__Description of the task__
Scan the records below and report how many lines contain the word "Amps", giving the number by itself.

(Beginning of Data)

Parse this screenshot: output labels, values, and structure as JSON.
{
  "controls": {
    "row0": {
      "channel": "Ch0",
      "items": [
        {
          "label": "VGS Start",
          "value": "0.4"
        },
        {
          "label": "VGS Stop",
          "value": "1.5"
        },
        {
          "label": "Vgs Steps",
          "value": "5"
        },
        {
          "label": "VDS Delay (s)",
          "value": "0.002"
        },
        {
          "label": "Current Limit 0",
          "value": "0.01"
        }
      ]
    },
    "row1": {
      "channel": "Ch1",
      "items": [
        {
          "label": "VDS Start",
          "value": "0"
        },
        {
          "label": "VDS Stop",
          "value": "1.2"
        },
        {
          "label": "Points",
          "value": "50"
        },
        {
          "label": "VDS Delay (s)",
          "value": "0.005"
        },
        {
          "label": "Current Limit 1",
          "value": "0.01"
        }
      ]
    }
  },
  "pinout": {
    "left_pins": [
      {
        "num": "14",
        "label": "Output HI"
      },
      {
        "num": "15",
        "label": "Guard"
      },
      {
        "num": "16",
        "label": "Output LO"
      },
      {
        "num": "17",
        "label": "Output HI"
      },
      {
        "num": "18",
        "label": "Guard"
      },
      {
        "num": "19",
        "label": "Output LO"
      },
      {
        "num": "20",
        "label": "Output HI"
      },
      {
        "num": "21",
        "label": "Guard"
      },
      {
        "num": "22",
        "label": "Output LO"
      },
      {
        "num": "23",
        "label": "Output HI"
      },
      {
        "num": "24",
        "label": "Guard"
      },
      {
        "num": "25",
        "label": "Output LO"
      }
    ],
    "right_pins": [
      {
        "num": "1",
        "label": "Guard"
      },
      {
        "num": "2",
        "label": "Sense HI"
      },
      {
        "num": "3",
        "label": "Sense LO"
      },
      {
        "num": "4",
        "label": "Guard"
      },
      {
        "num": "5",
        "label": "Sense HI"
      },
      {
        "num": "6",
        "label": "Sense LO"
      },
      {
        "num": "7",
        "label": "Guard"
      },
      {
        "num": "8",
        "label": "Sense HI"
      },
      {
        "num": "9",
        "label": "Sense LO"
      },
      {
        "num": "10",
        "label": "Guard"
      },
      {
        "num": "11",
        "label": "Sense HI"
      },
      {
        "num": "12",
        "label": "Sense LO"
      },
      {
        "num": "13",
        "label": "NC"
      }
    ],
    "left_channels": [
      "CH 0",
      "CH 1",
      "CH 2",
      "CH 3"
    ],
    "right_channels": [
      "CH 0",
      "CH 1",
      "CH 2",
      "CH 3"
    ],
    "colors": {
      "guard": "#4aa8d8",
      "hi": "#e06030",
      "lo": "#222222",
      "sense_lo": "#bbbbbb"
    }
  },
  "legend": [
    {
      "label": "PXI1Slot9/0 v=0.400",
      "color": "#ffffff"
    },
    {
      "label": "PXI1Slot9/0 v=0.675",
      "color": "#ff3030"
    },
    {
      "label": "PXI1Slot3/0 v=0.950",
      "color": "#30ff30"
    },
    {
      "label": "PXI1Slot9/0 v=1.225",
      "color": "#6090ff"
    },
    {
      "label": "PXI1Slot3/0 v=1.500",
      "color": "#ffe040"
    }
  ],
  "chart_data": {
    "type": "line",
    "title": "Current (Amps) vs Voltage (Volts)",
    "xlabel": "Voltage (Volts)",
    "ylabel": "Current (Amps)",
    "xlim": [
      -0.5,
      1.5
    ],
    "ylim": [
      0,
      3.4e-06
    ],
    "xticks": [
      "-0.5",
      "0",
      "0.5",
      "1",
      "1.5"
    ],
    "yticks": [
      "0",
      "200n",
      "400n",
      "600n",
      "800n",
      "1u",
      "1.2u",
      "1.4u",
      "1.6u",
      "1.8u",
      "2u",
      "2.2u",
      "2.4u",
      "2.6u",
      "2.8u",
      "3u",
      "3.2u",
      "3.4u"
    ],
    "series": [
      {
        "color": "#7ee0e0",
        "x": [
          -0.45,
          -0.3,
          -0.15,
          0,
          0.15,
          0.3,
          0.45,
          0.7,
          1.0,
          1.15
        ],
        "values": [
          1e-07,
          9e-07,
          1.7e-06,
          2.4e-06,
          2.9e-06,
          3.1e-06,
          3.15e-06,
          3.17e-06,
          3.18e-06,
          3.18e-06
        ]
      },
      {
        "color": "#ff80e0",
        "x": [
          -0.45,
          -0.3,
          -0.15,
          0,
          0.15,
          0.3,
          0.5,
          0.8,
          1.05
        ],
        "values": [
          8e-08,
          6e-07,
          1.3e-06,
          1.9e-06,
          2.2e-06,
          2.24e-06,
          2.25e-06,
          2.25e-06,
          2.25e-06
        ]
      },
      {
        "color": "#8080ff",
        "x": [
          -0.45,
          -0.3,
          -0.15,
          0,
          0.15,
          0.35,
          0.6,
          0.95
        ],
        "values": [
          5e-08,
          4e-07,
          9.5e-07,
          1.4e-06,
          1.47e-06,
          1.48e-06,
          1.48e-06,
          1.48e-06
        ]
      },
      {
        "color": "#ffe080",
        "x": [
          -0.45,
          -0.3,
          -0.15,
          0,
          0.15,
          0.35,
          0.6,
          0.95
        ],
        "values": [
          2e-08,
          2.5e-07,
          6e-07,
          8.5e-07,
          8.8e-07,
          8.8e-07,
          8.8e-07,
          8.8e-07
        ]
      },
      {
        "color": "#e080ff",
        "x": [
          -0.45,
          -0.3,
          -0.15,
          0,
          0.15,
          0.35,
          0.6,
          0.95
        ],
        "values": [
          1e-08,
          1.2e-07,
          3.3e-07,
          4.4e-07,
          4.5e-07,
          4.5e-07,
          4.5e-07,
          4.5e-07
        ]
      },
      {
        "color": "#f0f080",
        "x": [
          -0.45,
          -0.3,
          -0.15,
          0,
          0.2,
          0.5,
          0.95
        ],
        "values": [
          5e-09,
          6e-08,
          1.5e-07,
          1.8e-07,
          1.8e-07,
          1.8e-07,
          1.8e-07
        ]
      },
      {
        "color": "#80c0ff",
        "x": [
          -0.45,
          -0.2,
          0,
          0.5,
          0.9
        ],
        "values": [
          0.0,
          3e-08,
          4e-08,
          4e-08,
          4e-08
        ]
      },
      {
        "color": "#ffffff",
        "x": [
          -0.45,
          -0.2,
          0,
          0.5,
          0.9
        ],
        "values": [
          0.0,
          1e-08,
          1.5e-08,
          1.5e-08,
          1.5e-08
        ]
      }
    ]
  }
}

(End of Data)

__Task result__
2